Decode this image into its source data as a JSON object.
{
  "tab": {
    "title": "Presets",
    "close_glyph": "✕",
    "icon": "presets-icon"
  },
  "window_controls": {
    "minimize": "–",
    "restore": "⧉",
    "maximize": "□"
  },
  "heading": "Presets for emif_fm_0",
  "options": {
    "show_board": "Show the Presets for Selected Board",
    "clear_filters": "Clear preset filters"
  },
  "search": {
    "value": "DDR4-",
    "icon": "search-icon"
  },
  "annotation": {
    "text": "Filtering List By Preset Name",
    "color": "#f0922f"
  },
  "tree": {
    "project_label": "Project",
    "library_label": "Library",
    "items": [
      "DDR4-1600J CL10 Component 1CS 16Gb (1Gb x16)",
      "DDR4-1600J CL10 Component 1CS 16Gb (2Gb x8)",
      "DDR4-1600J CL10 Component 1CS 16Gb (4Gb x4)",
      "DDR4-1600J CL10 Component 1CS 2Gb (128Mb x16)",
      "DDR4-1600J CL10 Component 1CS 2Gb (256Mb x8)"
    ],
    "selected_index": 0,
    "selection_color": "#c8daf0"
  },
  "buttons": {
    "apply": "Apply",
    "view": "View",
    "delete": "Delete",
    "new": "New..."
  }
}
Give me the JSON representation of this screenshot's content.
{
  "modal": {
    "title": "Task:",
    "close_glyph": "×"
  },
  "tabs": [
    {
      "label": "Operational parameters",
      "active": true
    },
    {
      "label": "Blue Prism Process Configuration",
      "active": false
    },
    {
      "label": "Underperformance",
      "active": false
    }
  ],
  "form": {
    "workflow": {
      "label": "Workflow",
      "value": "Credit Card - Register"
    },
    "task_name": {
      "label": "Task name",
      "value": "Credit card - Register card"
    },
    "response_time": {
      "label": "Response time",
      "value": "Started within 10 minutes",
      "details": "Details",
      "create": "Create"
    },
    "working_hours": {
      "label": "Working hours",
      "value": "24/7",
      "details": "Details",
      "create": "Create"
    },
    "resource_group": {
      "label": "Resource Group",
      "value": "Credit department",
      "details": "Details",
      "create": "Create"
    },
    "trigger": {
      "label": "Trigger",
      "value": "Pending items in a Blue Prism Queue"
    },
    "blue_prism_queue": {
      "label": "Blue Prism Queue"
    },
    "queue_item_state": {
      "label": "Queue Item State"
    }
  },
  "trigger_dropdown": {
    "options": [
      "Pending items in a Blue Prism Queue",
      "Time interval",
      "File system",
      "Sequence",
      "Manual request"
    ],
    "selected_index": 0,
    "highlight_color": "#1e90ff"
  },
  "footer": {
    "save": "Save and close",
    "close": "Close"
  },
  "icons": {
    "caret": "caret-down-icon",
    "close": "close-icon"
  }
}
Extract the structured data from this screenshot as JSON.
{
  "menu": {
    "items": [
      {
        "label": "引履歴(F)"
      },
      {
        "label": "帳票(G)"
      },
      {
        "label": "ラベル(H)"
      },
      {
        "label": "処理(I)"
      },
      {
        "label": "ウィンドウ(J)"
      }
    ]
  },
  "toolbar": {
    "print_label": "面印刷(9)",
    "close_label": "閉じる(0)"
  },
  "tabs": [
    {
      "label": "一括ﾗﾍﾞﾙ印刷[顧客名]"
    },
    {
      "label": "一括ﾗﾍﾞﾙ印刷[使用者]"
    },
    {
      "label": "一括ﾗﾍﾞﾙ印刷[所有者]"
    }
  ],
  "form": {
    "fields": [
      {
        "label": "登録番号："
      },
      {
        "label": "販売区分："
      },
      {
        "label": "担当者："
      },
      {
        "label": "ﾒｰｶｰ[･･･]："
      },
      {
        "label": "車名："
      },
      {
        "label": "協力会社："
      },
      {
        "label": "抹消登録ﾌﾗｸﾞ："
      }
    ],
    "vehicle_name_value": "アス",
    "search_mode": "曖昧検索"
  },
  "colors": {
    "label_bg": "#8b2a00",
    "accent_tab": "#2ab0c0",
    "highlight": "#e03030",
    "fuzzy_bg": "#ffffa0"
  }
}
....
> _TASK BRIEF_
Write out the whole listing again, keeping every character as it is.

> _WRITTEN REPLY_
Decode this image into its source data as a JSON object.
{
  "tab": {
    "title": "Presets",
    "close_glyph": "✕",
    "icon": "presets-icon"
  },
  "window_controls": {
    "minimize": "–",
    "restore": "⧉",
    "maximize": "□"
  },
  "heading": "Presets for emif_fm_0",
  "options": {
    "show_board": "Show the Presets for Selected Board",
    "clear_filters": "Clear preset filters"
  },
  "search": {
    "value": "DDR4-",
    "icon": "search-icon"
  },
  "annotation": {
    "text": "Filtering List By Preset Name",
    "color": "#f0922f"
  },
  "tree": {
    "project_label": "Project",
    "library_label": "Library",
    "items": [
      "DDR4-1600J CL10 Component 1CS 16Gb (1Gb x16)",
      "DDR4-1600J CL10 Component 1CS 16Gb (2Gb x8)",
      "DDR4-1600J CL10 Component 1CS 16Gb (4Gb x4)",
      "DDR4-1600J CL10 Component 1CS 2Gb (128Mb x16)",
      "DDR4-1600J CL10 Component 1CS 2Gb (256Mb x8)"
    ],
    "selected_index": 0,
    "selection_color": "#c8daf0"
  },
  "buttons": {
    "apply": "Apply",
    "view": "View",
    "delete": "Delete",
    "new": "New..."
  }
}
Give me the JSON representation of this screenshot's content.
{
  "modal": {
    "title": "Task:",
    "close_glyph": "×"
  },
  "tabs": [
    {
      "label": "Operational parameters",
      "active": true
    },
    {
      "label": "Blue Prism Process Configuration",
      "active": false
    },
    {
      "label": "Underperformance",
      "active": false
    }
  ],
  "form": {
    "workflow": {
      "label": "Workflow",
      "value": "Credit Card - Register"
    },
    "task_name": {
      "label": "Task name",
      "value": "Credit card - Register card"
    },
    "response_time": {
      "label": "Response time",
      "value": "Started within 10 minutes",
      "details": "Details",
      "create": "Create"
    },
    "working_hours": {
      "label": "Working hours",
      "value": "24/7",
      "details": "Details",
      "create": "Create"
    },
    "resource_group": {
      "label": "Resource Group",
      "value": "Credit department",
      "details": "Details",
      "create": "Create"
    },
    "trigger": {
      "label": "Trigger",
      "value": "Pending items in a Blue Prism Queue"
    },
    "blue_prism_queue": {
      "label": "Blue Prism Queue"
    },
    "queue_item_state": {
      "label": "Queue Item State"
    }
  },
  "trigger_dropdown": {
    "options": [
      "Pending items in a Blue Prism Queue",
      "Time interval",
      "File system",
      "Sequence",
      "Manual request"
    ],
    "selected_index": 0,
    "highlight_color": "#1e90ff"
  },
  "footer": {
    "save": "Save and close",
    "close": "Close"
  },
  "icons": {
    "caret": "caret-down-icon",
    "close": "close-icon"
  }
}
Extract the structured data from this screenshot as JSON.
{
  "menu": {
    "items": [
      {
        "label": "引履歴(F)"
      },
      {
        "label": "帳票(G)"
      },
      {
        "label": "ラベル(H)"
      },
      {
        "label": "処理(I)"
      },
      {
        "label": "ウィンドウ(J)"
      }
    ]
  },
  "toolbar": {
    "print_label": "面印刷(9)",
    "close_label": "閉じる(0)"
  },
  "tabs": [
    {
      "label": "一括ﾗﾍﾞﾙ印刷[顧客名]"
    },
    {
      "label": "一括ﾗﾍﾞﾙ印刷[使用者]"
    },
    {
      "label": "一括ﾗﾍﾞﾙ印刷[所有者]"
    }
  ],
  "form": {
    "fields": [
      {
        "label": "登録番号："
      },
      {
        "label": "販売区分："
      },
      {
        "label": "担当者："
      },
      {
        "label": "ﾒｰｶｰ[･･･]："
      },
      {
        "label": "車名："
      },
      {
        "label": "協力会社："
      },
      {
        "label": "抹消登録ﾌﾗｸﾞ："
      }
    ],
    "vehicle_name_value": "アス",
    "search_mode": "曖昧検索"
  },
  "colors": {
    "label_bg": "#8b2a00",
    "accent_tab": "#2ab0c0",
    "highlight": "#e03030",
    "fuzzy_bg": "#ffffa0"
  }
}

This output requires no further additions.